* THE PROBLEM
Type the entries out again exactly as they read, but leave every picture behind.

* INPUT DATA

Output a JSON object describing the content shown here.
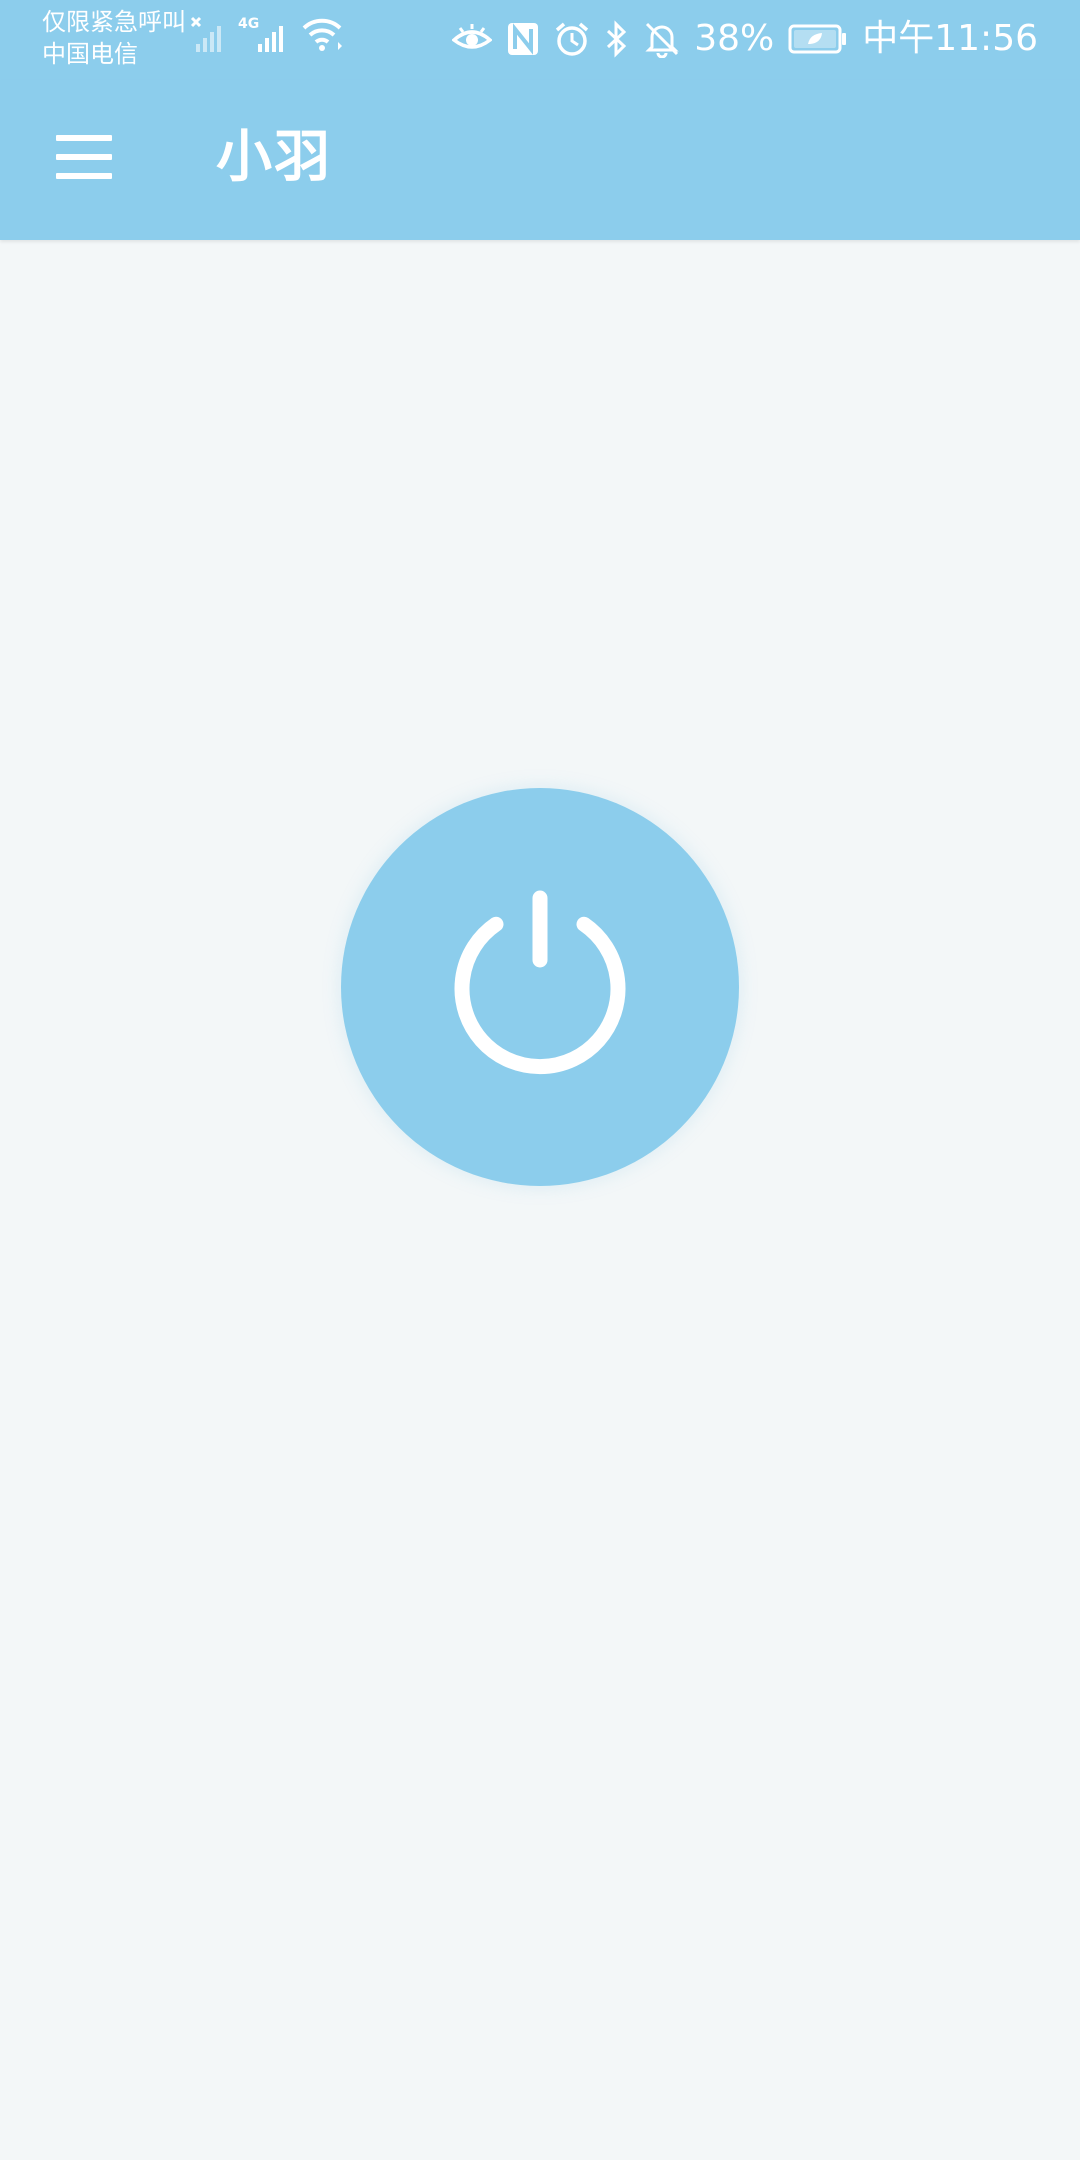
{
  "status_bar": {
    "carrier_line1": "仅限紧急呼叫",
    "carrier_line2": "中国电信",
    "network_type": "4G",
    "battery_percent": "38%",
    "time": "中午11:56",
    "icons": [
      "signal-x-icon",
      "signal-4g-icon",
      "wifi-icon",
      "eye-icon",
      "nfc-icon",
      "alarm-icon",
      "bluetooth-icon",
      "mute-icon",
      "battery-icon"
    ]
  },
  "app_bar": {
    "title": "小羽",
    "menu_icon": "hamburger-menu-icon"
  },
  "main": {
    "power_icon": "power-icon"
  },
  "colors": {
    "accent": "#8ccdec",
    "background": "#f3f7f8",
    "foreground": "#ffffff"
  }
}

* RESULT OF THIS EXERCISE
Output a JSON object describing the content shown here.
{
  "status_bar": {
    "carrier_line1": "仅限紧急呼叫",
    "carrier_line2": "中国电信",
    "network_type": "4G",
    "battery_percent": "38%",
    "time": "中午11:56",
    "icons": [
      "signal-x-icon",
      "signal-4g-icon",
      "wifi-icon",
      "eye-icon",
      "nfc-icon",
      "alarm-icon",
      "bluetooth-icon",
      "mute-icon",
      "battery-icon"
    ]
  },
  "app_bar": {
    "title": "小羽",
    "menu_icon": "hamburger-menu-icon"
  },
  "main": {
    "power_icon": "power-icon"
  },
  "colors": {
    "accent": "#8ccdec",
    "background": "#f3f7f8",
    "foreground": "#ffffff"
  }
}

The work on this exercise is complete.